Crazy: April skiing
November 24, 2008 · Updated 5:52 PM
What? Are we at the Reporter nuts? Here it is the week after spring break and we're talking about snowsports?
Trust me, this is clearly a leap of faith, especially considering that there was no ski season in the Cascades this year. Well, actually there has been. Admittedly, it has been short, and it didn't come until almost April, after everyone had packed up their boards for the year. But the snows did come, at least a little.
Most of the Cascade's resorts have terminated operations for the season by now, closing out what will surely be recorded as the worst year in Cascades since 1976-77, and maybe ever.
As I have mentioned previously, what makes it really sad is that conditions in other parts of the country have been epic. The Lake Tahoe and Utah resorts still have snow totals that will set their standards for years to come. Several resorts there plan operations through Memorial Day, but I won't say much more about that, as those of you inclined to take advantage surely already know this.
So how can our local resorts recapture some magic for next season? One way is to reward season pass holders by making this year's pass good for next year. I think the typical consumer will be understanding when the snows don't fall, as long as the resorts don't try to take advantage of the situation. Happily, some resorts like Snoqualmie have already announced a plan to do this.
Another plan could be an appeal to the youth market. With tongue in cheek, and with apologies for being way late for April Fool's Day, I suggest the following:
It isn't a secret that skiing has seen very slow growth for a great number of years, and in fact wouldn't have grown at all if not for the fresh infusion of snowboarders. So if the captains of industry really want to establish a growth curve in the snowsports business, they have to change their thinking.
Kids and teens aren't attracted to mountain sports because of fancy restaurants, parking trams, perfect grooming, family vacations and safety first. Kids want to kick butt, tick off their parents, look different, act rebellious and impress their friends. They want to test their mortality and scare themselves silly about 50 times a day. It's what you did when you were a kid, it's what I did as a kid, and it's what no ski resort in the U.S. is prepared to deliver in any shape or form.
A ban on ``old-school'' skiing for anyone under 20; snowboarding and ``new-school'' freeriding rule. Make all trail signs unreadable by spray painting graffiti on them. Forget about pads at the base of the lift towers; replace them with metal spikes.

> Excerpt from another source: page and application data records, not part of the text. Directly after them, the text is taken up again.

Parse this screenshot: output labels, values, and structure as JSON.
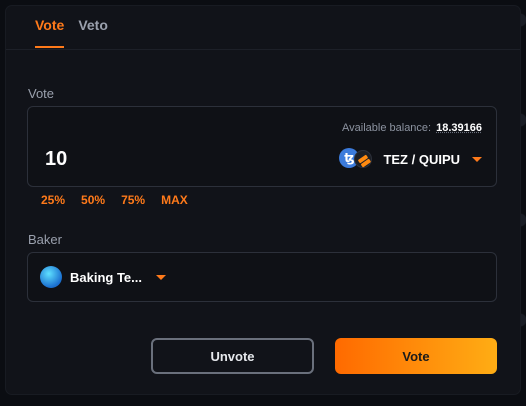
{
  "tabs": [
    {
      "label": "Vote",
      "active": true
    },
    {
      "label": "Veto",
      "active": false
    }
  ],
  "vote": {
    "label": "Vote",
    "balance_label": "Available balance:",
    "balance_value": "18.39166",
    "amount": "10",
    "token_pair": "TEZ / QUIPU",
    "token_icons": [
      "tez-icon",
      "quipu-icon"
    ]
  },
  "percent_buttons": [
    "25%",
    "50%",
    "75%",
    "MAX"
  ],
  "baker": {
    "label": "Baker",
    "selected": "Baking Te...",
    "icon": "baker-logo-icon"
  },
  "actions": {
    "unvote_label": "Unvote",
    "vote_label": "Vote"
  },
  "colors": {
    "accent": "#ff7a1a",
    "vote_gradient_start": "#ff6a00",
    "vote_gradient_end": "#ffad14",
    "card_bg": "#111319"
  }
}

Crank up the lift speed and install kickers at the top so that you get big air getting off the chair.
Give misdemeanor and felony discounts. Been to prison? You get a free season's pass. Avalanche areas should be clearly marked and skiers encouraged to try their luck; no survival radios allowed. Hazards should be created like on a golf course: crevasses, unmarked rocks, invisible trip wire, defective lift cables. Terrain parks and rails can actually be survival courses.

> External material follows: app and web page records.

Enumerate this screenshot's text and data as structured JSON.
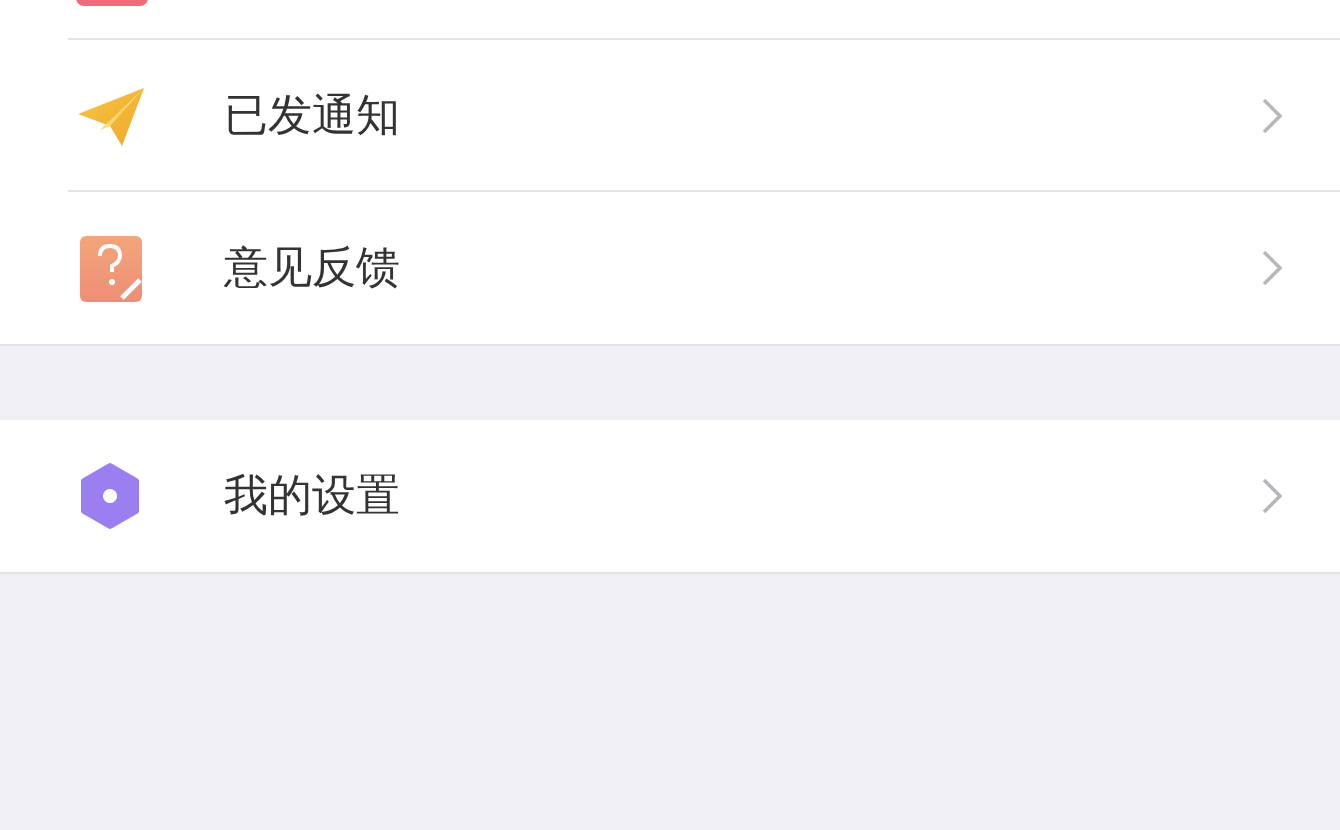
{
  "groups": [
    {
      "clipped_top": true,
      "items": [
        {
          "label": "已发通知"
        },
        {
          "label": "意见反馈"
        }
      ]
    },
    {
      "clipped_top": false,
      "items": [
        {
          "label": "我的设置"
        }
      ]
    }
  ]
}
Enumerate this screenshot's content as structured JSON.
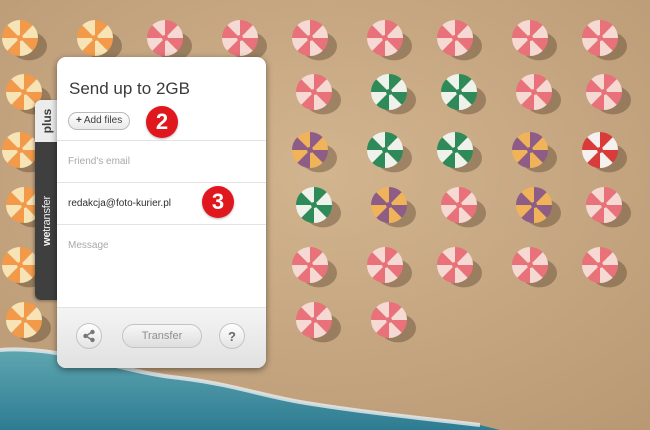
{
  "panel": {
    "title": "Send up to 2GB",
    "add_files_label": "Add files",
    "add_files_plus": "+",
    "email_placeholder": "Friend's email",
    "from_value": "redakcja@foto-kurier.pl",
    "message_placeholder": "Message",
    "transfer_label": "Transfer",
    "help_label": "?"
  },
  "side_tab": {
    "plus_label": "plus",
    "brand_bold": "we",
    "brand_light": "transfer"
  },
  "callouts": [
    "2",
    "3"
  ],
  "icons": {
    "share": "share-icon",
    "help": "question-icon"
  },
  "colors": {
    "badge": "#e1171e",
    "sand": "#c9ab86",
    "sea": "#3f8fa3"
  }
}
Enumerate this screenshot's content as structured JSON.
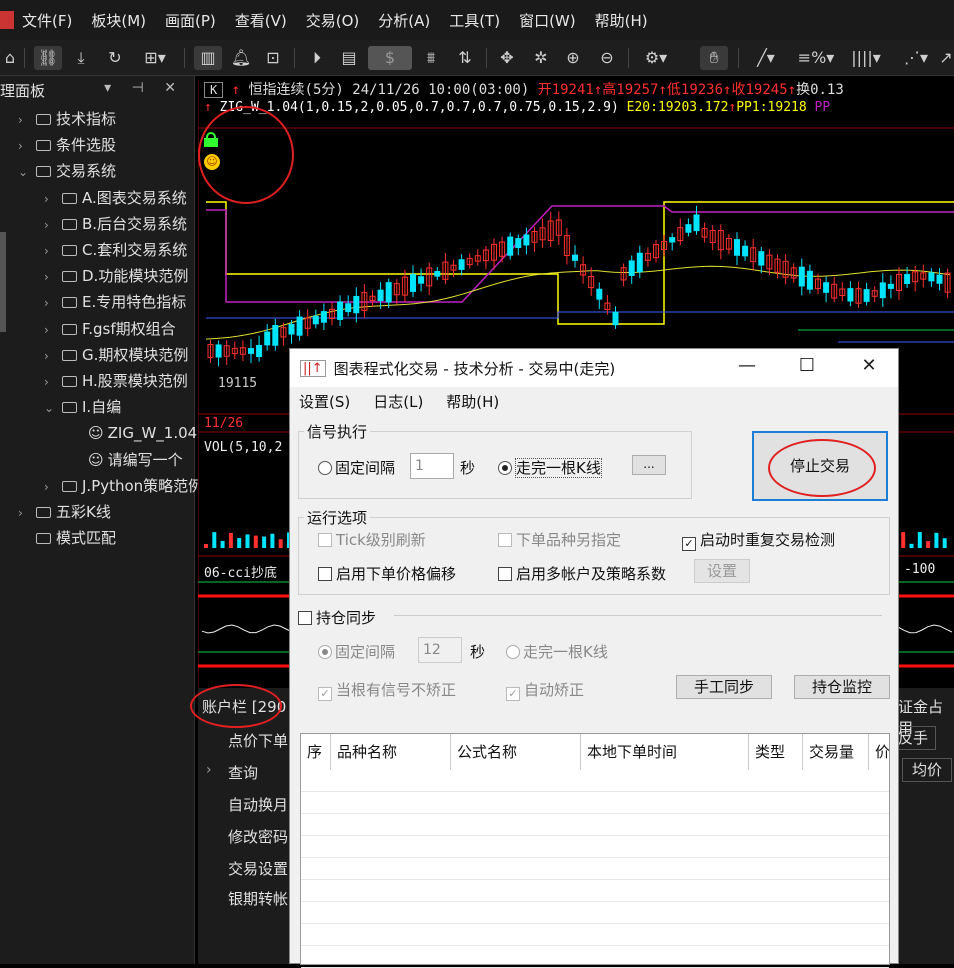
{
  "menubar": {
    "items": [
      "文件(F)",
      "板块(M)",
      "画面(P)",
      "查看(V)",
      "交易(O)",
      "分析(A)",
      "工具(T)",
      "窗口(W)",
      "帮助(H)"
    ]
  },
  "toolbar": {
    "icons": [
      "home-icon",
      "link-icon",
      "download-icon",
      "refresh-icon",
      "grid-icon",
      "candlestick-icon",
      "bell-icon",
      "chart-icon",
      "play-icon",
      "document-icon",
      "dollar-icon",
      "filter-icon",
      "sort-icon",
      "move-icon",
      "crosshair-icon",
      "zoom-in-icon",
      "zoom-out-icon",
      "settings-icon",
      "hand-icon",
      "line-draw-icon",
      "percent-icon",
      "bars-icon",
      "fan-icon",
      "trend-icon"
    ],
    "dollar_label": "$"
  },
  "left_panel": {
    "title": "理面板",
    "controls": "▾ ⊣ ✕",
    "tree": [
      {
        "label": "技术指标",
        "level": 1,
        "toggle": "›"
      },
      {
        "label": "条件选股",
        "level": 1,
        "toggle": "›"
      },
      {
        "label": "交易系统",
        "level": 1,
        "toggle": "⌄"
      },
      {
        "label": "A.图表交易系统",
        "level": 2,
        "toggle": "›"
      },
      {
        "label": "B.后台交易系统",
        "level": 2,
        "toggle": "›"
      },
      {
        "label": "C.套利交易系统",
        "level": 2,
        "toggle": "›"
      },
      {
        "label": "D.功能模块范例",
        "level": 2,
        "toggle": "›"
      },
      {
        "label": "E.专用特色指标",
        "level": 2,
        "toggle": "›"
      },
      {
        "label": "F.gsf期权组合",
        "level": 2,
        "toggle": "›"
      },
      {
        "label": "G.期权模块范例",
        "level": 2,
        "toggle": "›"
      },
      {
        "label": "H.股票模块范例",
        "level": 2,
        "toggle": "›"
      },
      {
        "label": "I.自编",
        "level": 2,
        "toggle": "⌄"
      },
      {
        "label": "ZIG_W_1.04",
        "level": 3,
        "toggle": "",
        "smile": true
      },
      {
        "label": "请编写一个",
        "level": 3,
        "toggle": "",
        "smile": true
      },
      {
        "label": "J.Python策略范例",
        "level": 2,
        "toggle": "›"
      },
      {
        "label": "五彩K线",
        "level": 1,
        "toggle": "›"
      },
      {
        "label": "模式匹配",
        "level": 1,
        "toggle": ""
      }
    ]
  },
  "chart": {
    "k_badge": "K",
    "title": "恒指连续(5分) 24/11/26 10:00(03:00)",
    "open": "开19241",
    "high": "高19257",
    "low": "低19236",
    "close": "收19245",
    "turnover": "换0.13",
    "formula": "ZIG_W_1.04(1,0.15,2,0.05,0.7,0.7,0.7,0.75,0.15,2.9)",
    "e20": "E20:19203.172",
    "pp1": "PP1:19218",
    "pp_more": "PP",
    "price_label": "19115",
    "date_label": "11/26",
    "vol_label": "VOL(5,10,2",
    "cci_label": "06-cci抄底",
    "cci_right": "-100",
    "lock_icon": "lock-icon",
    "smile_icon": "smiley-icon",
    "colors": {
      "up": "#ff3030",
      "down": "#00e5ff",
      "ma": "#e0e030",
      "zig_purple": "#c020c0",
      "zig_yellow": "#ffff00",
      "blue": "#4060ff",
      "green": "#00cc44"
    }
  },
  "account_bar": {
    "title": "账户栏 [290",
    "items": [
      "点价下单",
      "查询",
      "自动换月",
      "修改密码",
      "交易设置",
      "银期转帐"
    ],
    "right_label": "证金占用",
    "right_btn1": "反手",
    "right_btn2": "均价"
  },
  "dialog": {
    "title": "图表程式化交易 - 技术分析 - 交易中(走完)",
    "menu": [
      "设置(S)",
      "日志(L)",
      "帮助(H)"
    ],
    "signal_group": "信号执行",
    "fixed_interval": "固定间隔",
    "interval_value": "1",
    "seconds": "秒",
    "bar_complete": "走完一根K线",
    "ellipsis": "...",
    "stop_button": "停止交易",
    "run_options": "运行选项",
    "tick_refresh": "Tick级别刷新",
    "order_product": "下单品种另指定",
    "restart_check": "启动时重复交易检测",
    "price_offset": "启用下单价格偏移",
    "multi_account": "启用多帐户及策略系数",
    "settings_btn": "设置",
    "position_sync": "持仓同步",
    "sync_fixed": "固定间隔",
    "sync_value": "12",
    "sync_seconds": "秒",
    "sync_bar": "走完一根K线",
    "no_correct": "当根有信号不矫正",
    "auto_correct": "自动矫正",
    "manual_sync": "手工同步",
    "position_monitor": "持仓监控",
    "table_headers": [
      "序",
      "品种名称",
      "公式名称",
      "本地下单时间",
      "类型",
      "交易量",
      "价"
    ]
  }
}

Forget about sit-down restaurants; install only ride-through fast food outlets. Patrollers will carry cattle prods and wear SWAT team uniforms. Loudspeakers should be installed on every tree, with rap music blaring loud enough to cause ear damage at close range. You get a dollar off the lift ticket price for each body part you have pierced. All snowboarders must run over at least one of their peers everyday or they must submit to a re-training program.
Eliminate ski schools, hosts, guides and snow maintenance. Anyone threatening a lawsuit for injury will be dealt with privately by vigilantes. All vigilantes get season's passes. Anyone caught stealing gear will be put in stocks underneath the beginner chairlift for an entire day, then forced to snowboard blindfolded without boots.
Lift lines will be organized European-style, which means there will be no order at all and the kids can fight it out. Night skiing will be offered at a discount at all resorts, because there will be no lights. Female riders get everything free, but groupies and snow bunnies have to pay.
Guys who just want to hang out can be loaded into a large van and driven to the nearest mall. That ought to about do it. Ride on into 2006!